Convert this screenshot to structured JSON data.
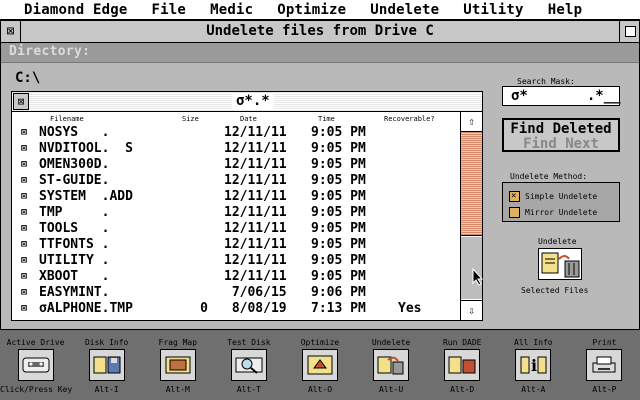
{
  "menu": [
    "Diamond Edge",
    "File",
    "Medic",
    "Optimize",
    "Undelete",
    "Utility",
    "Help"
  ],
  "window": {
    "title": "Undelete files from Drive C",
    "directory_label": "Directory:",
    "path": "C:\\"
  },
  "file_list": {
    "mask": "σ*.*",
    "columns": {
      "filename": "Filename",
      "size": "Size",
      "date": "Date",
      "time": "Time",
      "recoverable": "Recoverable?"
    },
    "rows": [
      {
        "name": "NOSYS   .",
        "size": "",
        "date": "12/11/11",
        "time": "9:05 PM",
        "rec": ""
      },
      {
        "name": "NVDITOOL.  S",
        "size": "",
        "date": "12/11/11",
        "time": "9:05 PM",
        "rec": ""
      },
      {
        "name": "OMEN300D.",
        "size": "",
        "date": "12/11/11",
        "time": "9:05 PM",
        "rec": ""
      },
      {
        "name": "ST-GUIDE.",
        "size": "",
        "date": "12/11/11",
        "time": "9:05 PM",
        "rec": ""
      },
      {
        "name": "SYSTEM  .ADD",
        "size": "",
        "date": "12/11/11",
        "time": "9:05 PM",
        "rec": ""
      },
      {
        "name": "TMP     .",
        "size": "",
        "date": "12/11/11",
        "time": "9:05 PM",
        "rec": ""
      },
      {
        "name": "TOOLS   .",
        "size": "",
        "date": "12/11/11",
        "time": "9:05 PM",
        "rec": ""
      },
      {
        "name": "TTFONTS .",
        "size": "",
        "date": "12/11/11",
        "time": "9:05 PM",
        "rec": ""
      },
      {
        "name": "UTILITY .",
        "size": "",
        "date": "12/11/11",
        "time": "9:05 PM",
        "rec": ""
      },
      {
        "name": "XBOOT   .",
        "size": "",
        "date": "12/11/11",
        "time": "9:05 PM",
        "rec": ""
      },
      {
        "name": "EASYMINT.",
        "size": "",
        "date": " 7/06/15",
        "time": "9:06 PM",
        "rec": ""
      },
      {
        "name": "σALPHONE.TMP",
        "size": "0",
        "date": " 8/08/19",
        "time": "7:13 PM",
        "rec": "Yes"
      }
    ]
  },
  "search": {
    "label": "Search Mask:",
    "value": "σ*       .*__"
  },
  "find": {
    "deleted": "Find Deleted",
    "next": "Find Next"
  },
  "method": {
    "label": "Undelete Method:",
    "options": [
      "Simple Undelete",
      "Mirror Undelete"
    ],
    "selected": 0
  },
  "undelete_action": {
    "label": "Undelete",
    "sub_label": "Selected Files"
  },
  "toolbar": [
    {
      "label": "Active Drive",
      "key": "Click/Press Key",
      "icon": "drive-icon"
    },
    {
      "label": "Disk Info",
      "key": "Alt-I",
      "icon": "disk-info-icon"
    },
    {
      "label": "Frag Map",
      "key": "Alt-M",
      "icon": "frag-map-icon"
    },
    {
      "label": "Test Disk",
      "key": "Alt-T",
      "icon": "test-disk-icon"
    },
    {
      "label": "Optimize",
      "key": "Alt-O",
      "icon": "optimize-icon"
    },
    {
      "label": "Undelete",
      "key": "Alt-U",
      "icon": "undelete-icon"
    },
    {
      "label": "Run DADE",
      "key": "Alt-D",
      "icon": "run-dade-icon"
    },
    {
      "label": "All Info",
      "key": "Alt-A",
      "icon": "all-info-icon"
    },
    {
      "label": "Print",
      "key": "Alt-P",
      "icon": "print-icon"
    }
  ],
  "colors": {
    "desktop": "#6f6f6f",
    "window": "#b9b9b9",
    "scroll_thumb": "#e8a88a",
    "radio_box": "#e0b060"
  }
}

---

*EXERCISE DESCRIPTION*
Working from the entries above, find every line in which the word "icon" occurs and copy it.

*OUTPUT OF THE TASK*
      "icon": "drive-icon"
      "icon": "disk-info-icon"
      "icon": "frag-map-icon"
      "icon": "test-disk-icon"
      "icon": "optimize-icon"
      "icon": "undelete-icon"
      "icon": "run-dade-icon"
      "icon": "all-info-icon"
      "icon": "print-icon"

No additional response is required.